“Even in very high-profile shootings across the nation where there [has] been video…it’s really hard to get a jury to decide to send a police officer – especially an on-duty police officer – to prison for something they were doing while they were on the job,” McCullough says.
Indeed, McCullough says it’s more likely that body camera footage would be used in a case against a citizen. She cites a 2016 George Mason University survey, which found that nearly all of the prosecutors who participated said they used body camera footage in cases against citizens, while eight percent of prosecutors used the footage in cases against police officers. McCullough notes that those rates aren’t directly comparable because there are many more cases against citizens, but it still shines a light on how the judicial system is using the footage.

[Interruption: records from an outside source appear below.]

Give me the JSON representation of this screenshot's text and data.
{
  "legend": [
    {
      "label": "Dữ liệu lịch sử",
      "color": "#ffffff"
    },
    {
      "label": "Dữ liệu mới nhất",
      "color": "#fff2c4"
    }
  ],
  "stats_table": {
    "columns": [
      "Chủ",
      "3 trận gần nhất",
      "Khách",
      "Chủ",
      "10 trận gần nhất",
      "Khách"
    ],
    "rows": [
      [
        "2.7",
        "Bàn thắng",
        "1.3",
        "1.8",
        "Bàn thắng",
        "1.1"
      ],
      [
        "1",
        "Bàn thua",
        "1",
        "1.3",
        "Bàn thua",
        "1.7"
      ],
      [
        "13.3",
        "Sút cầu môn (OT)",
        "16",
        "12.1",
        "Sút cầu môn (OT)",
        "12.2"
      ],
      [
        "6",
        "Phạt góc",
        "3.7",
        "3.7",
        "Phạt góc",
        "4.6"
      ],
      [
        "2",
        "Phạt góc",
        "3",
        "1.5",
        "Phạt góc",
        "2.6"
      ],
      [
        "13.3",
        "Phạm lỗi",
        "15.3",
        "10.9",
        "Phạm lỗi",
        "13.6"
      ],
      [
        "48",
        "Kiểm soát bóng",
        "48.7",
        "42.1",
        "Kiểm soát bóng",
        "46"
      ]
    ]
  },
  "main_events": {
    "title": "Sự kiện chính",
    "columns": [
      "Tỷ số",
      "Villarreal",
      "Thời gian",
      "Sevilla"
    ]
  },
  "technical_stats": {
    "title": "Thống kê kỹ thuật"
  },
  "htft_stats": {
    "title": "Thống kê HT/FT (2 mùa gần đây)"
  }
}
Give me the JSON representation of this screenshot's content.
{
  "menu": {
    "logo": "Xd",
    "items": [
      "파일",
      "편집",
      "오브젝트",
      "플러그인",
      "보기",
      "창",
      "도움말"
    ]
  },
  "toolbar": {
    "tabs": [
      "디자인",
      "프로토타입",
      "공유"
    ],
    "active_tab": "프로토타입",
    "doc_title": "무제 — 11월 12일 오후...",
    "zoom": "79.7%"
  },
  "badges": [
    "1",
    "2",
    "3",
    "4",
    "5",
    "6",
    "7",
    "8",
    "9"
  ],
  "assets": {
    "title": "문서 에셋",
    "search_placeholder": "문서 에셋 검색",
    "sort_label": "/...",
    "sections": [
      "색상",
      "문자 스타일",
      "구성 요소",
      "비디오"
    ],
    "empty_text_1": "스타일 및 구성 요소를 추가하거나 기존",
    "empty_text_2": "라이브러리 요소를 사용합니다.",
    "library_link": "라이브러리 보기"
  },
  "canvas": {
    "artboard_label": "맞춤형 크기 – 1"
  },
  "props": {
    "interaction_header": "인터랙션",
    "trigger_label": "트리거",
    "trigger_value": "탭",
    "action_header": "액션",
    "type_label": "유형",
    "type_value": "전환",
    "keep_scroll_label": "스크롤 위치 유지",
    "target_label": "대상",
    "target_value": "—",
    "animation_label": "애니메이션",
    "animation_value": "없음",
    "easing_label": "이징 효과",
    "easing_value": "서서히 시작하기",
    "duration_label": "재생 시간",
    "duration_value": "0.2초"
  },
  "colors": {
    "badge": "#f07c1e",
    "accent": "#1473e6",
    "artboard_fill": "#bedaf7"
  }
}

In the case of Oliver’s shooting of Jordan Edwards, McCullough says the body camera footage discredited Oliver’s account of what happened quickly after the event took place. Balch Spring’s police chief had to retract his statement that the car Edwards was riding in was moving toward Oliver, once he saw footage. Oliver was fired the next day, and was arrested days later.
From the beginning of the trial, McCullough says the jury was shown, in detail, the body camera footage.
“It touched almost every single part of the case,” she says.
After the verdict, McCullough says there was a quiet gasp, then emotion set in among the families on both sides.
“Once the jury left, Roy Oliver’s mother started sobbing,” McCullough says. “Jordan Edwards’ family, they all started crying…when they walked out of the courtroom, they were cheering, it was a very emotional moment.”
The sentencing phase of the trial is continuing. The jury will decide on a sentence. He faces a minimum sentence of five years and a maximum of 99 years.
Written by Caroline Covington.